TASK DETAILS:
Find the string "Эмулято" in the records. Copy every line it appears in.
=== RECORDS SUPPLIED ===
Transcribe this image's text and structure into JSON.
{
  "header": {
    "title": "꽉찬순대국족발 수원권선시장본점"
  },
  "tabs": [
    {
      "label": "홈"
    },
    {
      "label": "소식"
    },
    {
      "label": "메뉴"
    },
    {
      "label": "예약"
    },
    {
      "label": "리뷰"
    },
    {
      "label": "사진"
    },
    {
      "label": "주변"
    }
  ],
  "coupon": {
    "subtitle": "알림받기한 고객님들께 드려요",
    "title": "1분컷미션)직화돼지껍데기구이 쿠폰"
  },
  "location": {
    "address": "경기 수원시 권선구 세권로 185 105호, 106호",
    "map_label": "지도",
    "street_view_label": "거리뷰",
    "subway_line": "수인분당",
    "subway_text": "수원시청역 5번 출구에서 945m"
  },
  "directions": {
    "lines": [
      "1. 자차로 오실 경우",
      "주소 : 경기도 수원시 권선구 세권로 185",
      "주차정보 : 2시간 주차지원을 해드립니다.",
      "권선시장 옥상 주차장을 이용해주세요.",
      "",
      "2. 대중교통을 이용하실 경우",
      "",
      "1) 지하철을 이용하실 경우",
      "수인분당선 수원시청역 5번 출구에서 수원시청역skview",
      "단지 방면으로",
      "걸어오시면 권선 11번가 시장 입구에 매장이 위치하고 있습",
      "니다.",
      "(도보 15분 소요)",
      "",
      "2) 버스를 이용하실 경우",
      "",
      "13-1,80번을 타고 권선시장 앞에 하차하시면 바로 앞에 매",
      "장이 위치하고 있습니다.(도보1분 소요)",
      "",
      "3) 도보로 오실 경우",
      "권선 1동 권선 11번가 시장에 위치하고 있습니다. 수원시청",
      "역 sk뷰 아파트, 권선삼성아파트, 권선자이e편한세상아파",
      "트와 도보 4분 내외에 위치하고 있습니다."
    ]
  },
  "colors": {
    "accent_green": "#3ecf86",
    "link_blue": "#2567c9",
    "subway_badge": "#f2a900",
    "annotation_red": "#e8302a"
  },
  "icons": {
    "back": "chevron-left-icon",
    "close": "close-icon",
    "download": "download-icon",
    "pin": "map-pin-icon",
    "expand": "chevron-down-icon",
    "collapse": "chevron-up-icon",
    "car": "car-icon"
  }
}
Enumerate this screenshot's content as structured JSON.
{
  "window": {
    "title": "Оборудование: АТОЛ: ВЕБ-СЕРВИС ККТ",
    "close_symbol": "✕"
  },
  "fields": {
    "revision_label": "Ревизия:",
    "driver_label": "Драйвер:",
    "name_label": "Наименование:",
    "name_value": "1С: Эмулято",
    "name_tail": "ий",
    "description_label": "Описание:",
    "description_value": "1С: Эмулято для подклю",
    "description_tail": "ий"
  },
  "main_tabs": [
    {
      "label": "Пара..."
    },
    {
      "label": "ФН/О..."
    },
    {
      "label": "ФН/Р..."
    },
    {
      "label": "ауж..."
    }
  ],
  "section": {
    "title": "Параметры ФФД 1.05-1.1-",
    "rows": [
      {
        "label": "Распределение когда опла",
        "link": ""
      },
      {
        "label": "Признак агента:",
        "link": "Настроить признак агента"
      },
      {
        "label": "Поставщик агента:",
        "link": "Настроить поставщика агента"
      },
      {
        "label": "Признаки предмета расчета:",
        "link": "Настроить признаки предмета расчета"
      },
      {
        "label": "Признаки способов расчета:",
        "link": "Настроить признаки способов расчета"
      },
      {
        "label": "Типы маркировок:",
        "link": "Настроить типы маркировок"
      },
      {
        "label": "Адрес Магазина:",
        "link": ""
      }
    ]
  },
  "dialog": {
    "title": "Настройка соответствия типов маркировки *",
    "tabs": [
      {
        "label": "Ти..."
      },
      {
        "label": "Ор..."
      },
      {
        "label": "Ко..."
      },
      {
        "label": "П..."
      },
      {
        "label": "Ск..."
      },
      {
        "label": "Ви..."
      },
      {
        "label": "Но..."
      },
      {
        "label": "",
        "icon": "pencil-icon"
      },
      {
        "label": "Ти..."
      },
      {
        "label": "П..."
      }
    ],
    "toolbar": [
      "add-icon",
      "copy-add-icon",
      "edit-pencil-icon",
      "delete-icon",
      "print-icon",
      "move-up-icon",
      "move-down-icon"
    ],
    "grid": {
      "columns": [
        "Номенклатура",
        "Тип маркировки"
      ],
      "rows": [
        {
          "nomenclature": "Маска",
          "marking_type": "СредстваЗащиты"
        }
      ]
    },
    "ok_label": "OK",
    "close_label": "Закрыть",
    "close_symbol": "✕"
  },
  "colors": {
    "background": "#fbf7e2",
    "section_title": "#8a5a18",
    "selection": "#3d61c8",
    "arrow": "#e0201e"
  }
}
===
ANSWER TO THIS EXERCISE:
    "name_value": "1С: Эмулято",
    "description_value": "1С: Эмулято для подклю",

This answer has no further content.